Problem details - Could the records be returned exactly, with the pictures left out?

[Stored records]
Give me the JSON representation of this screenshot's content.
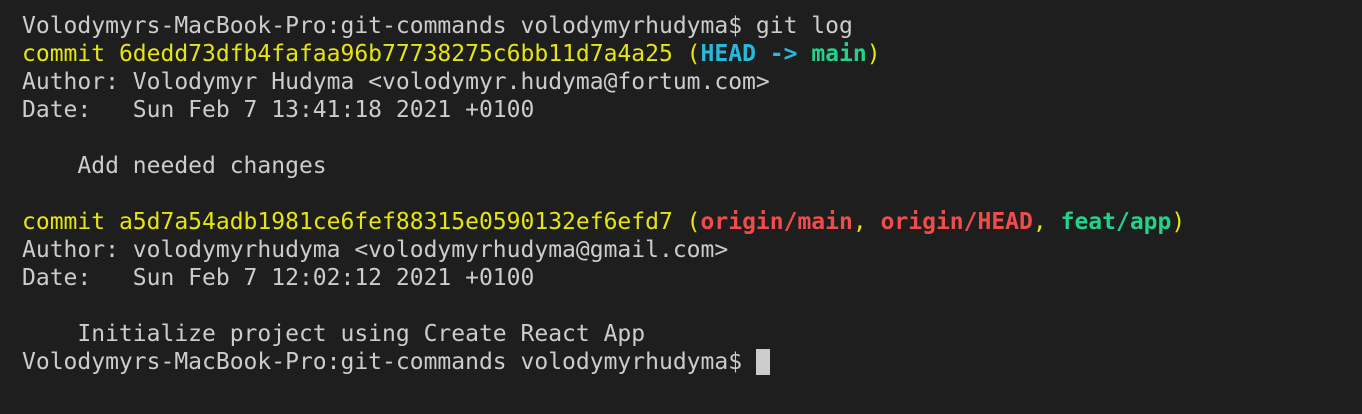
{
  "prompt": {
    "text": "Volodymyrs-MacBook-Pro:git-commands volodymyrhudyma$ ",
    "command": "git log"
  },
  "commits": [
    {
      "prefix": "commit ",
      "hash": "6dedd73dfb4fafaa96b77738275c6bb11d7a4a25",
      "open_paren": " (",
      "head": "HEAD",
      "arrow": " -> ",
      "branch": "main",
      "close_paren": ")",
      "author_line": "Author: Volodymyr Hudyma <volodymyr.hudyma@fortum.com>",
      "date_line": "Date:   Sun Feb 7 13:41:18 2021 +0100",
      "message": "    Add needed changes"
    },
    {
      "prefix": "commit ",
      "hash": "a5d7a54adb1981ce6fef88315e0590132ef6efd7",
      "open_paren": " (",
      "ref1": "origin/main",
      "sep1": ", ",
      "ref2": "origin/HEAD",
      "sep2": ", ",
      "ref3": "feat/app",
      "close_paren": ")",
      "author_line": "Author: volodymyrhudyma <volodymyrhudyma@gmail.com>",
      "date_line": "Date:   Sun Feb 7 12:02:12 2021 +0100",
      "message": "    Initialize project using Create React App"
    }
  ],
  "final_prompt": {
    "text": "Volodymyrs-MacBook-Pro:git-commands volodymyrhudyma$ "
  },
  "colors": {
    "background": "#1e1e1e",
    "text": "#cccccc",
    "hash": "#e5e510",
    "head": "#29b8db",
    "local_branch": "#23d18b",
    "remote_branch": "#f14c4c"
  }
}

Solution for this exercise -
Give me the JSON representation of this screenshot's content.
{
  "prompt": {
    "text": "Volodymyrs-MacBook-Pro:git-commands volodymyrhudyma$ ",
    "command": "git log"
  },
  "commits": [
    {
      "prefix": "commit ",
      "hash": "6dedd73dfb4fafaa96b77738275c6bb11d7a4a25",
      "open_paren": " (",
      "head": "HEAD",
      "arrow": " -> ",
      "branch": "main",
      "close_paren": ")",
      "author_line": "Author: Volodymyr Hudyma <volodymyr.hudyma@fortum.com>",
      "date_line": "Date:   Sun Feb 7 13:41:18 2021 +0100",
      "message": "    Add needed changes"
    },
    {
      "prefix": "commit ",
      "hash": "a5d7a54adb1981ce6fef88315e0590132ef6efd7",
      "open_paren": " (",
      "ref1": "origin/main",
      "sep1": ", ",
      "ref2": "origin/HEAD",
      "sep2": ", ",
      "ref3": "feat/app",
      "close_paren": ")",
      "author_line": "Author: volodymyrhudyma <volodymyrhudyma@gmail.com>",
      "date_line": "Date:   Sun Feb 7 12:02:12 2021 +0100",
      "message": "    Initialize project using Create React App"
    }
  ],
  "final_prompt": {
    "text": "Volodymyrs-MacBook-Pro:git-commands volodymyrhudyma$ "
  },
  "colors": {
    "background": "#1e1e1e",
    "text": "#cccccc",
    "hash": "#e5e510",
    "head": "#29b8db",
    "local_branch": "#23d18b",
    "remote_branch": "#f14c4c"
  }
}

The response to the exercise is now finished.